This is by far one of the best Iran-Iraq War films, distinguished by director Beizai’s treatment of taboo subjects. A cry against a war that eventually killed more than a million Iranians, it was banned by the authorities. The film was also controversial for taking on ethnic disparities and racism in Iranian society by depicting a dark-skinned child from southern Iran trying to fit in among the white northerners. Equally daring at the time, it highlights a strong female character, typical of Beizai’s films but rare for 1980s Iranian cinema. The drama centers on a child named Bashu who, after his family and village are destroyed by the Iraqi Army, escapes to a farm run by a woman and her two children. The woman (who becomes Bashu’s adoptive mother) is left to fend for herself and her children in a difficult environment.
6. Gabbeh, Mohsen Makhmalbaf, 1995
I love Makhmalbaf. In addition to being a controversial character — a reputation he’s earned — he makes fascinating films. Gabbeh is a triumph in part merely because of its rich hues (the film’s subtitle is aptly named, Life Is Color.) Makhmalbaf shows off his daring by challenging the often unspoken rules against depicting bright colors in film, while simultaneously pushing the gender envelope. The film follows the story of a young woman who wishes to marry a mysterious horseman, but when her dreams are delayed she lives out her fantasy in the carpet she is weaving.
7. The Snowman (Adam-e Barfi), Davoud Mirbagheri, 1997
This movie was a smash hit in Iran when it was released. It was actually made in 1994, but remained banned until Khatami came to power in 1997. The prominent themes of cross-dressing and the desire to travel to America were both forbidden enough to incite quite a brouhaha. Groups of young, ultraconservative militants attacked some of the theaters showing the film, but oddly, Supreme Leader Ayatollah Ali Khamenei weighed in to say he wasn’t opposed to it. Even though The Snowman had circulated heavily on the black market before its 1997 release, it eventually became Iran’s highest-grossing film at the time.

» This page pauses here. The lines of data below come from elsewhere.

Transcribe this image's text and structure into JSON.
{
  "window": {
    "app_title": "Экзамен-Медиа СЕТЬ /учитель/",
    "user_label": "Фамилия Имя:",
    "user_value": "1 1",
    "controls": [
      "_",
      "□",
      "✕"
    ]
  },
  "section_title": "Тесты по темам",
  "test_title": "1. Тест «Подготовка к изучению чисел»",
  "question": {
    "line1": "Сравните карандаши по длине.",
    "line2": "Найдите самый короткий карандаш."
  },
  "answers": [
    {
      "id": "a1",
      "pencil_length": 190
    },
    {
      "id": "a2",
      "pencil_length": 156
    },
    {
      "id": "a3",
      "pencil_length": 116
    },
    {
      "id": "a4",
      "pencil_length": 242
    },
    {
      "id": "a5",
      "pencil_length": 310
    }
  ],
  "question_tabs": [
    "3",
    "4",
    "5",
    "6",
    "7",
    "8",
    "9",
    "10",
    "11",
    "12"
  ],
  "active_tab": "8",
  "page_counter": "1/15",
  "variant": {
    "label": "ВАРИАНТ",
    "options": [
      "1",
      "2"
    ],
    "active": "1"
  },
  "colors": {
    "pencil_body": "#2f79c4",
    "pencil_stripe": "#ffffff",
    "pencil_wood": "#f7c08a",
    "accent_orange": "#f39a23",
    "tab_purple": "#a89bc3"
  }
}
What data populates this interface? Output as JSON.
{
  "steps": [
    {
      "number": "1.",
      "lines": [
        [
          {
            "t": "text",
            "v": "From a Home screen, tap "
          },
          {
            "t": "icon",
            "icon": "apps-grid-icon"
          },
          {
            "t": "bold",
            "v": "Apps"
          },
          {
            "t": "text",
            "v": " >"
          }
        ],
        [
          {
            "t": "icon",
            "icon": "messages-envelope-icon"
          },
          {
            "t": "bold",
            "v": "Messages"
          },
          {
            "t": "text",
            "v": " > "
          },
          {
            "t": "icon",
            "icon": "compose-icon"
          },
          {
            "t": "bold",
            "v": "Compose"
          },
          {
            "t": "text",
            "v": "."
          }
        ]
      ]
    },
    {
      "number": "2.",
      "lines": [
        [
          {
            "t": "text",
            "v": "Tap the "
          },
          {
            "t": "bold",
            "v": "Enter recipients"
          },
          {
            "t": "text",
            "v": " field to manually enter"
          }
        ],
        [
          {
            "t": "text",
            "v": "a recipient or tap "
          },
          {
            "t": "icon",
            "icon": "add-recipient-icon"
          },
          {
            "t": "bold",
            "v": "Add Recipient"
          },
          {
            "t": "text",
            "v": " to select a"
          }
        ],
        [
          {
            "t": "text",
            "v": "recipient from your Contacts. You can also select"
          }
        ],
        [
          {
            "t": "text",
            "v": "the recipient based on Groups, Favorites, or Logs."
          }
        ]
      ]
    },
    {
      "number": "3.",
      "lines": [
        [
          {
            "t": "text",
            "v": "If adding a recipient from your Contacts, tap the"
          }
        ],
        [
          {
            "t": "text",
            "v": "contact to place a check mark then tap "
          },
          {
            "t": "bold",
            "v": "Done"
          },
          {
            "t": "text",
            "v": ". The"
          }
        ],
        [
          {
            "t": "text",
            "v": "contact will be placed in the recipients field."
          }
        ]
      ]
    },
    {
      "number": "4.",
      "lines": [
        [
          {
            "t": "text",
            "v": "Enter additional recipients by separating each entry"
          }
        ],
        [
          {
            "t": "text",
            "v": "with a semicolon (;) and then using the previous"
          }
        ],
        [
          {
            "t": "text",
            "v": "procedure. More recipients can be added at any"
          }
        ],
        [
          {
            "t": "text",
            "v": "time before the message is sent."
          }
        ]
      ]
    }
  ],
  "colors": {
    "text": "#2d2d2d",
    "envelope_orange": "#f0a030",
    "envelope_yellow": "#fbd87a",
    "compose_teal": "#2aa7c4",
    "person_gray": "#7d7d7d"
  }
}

8. The Hidden Half (Nimeh-ye Panhan), Tahmineh Milani, 2001
Dozens of excellent women directors made their mark after the revolution, and Milani is one of my favorites. The Hidden Half follows the story of a woman who aims to convince her husband, a judge, to show mercy to a woman sentenced to death. She does this by divulging her own revolutionary activities as a member of a communist group in the 1970s. Milani faced serious legal charges after the movie’s release for its depiction of the early years of the revolution, apparently even facing a death sentence. Milani has directed a number of other excellent gender-conscious films since The Hidden Half. Unfortunately, her most recent film, Cease-Fire, was an uninspiring romantic comedy about a couple heading toward divorce (think The Break-Up, without Jennifer Aniston).
9. The Lizard (Marmulak), Kamal Tabrizi, 2003
One of the funniest movies to come out of Iran in the past 30 years, The Lizard is about an imprisoned thief who escapes by donning clerical garb. As a cleric, he is hilariously mistreated — taxis refuse to pick him up and a young boy pretends to receive his blessing as he picks his pocket. The film was such a pop-culture sensation that young Iranians began referring to clerics on the street as lizards. The Lizard was never officially banned, but it was pulled from theaters after several of the country’s ruling clergy protested. Interesting side note: Director Tabrizi went on to produce some of the campaign videos for Ayatollah Akbar Hashemi Rafsanjani’s presidential bid in 2005.
10. Santouri, The Music Man, Dariush Mehrjui, 2007
Although soul-crushingly depressing, this newest feature by Iranian film veteran Mehrjui is a rare examination of a major social ill plaguing Iran — drug abuse. The tale of a talented and popular musician whose life falls apart due to his addiction to heroin, the movie even ventures into gritty shantytowns and the haunts of homeless drug addicts. Santouri was banned from public theaters in Iran after an initial screening, but is now available on DVD. Rumor has it the authorities considered the main character’s battle with drugs a veiled reference to Khamenei’s own purported youthful dabbling in opium.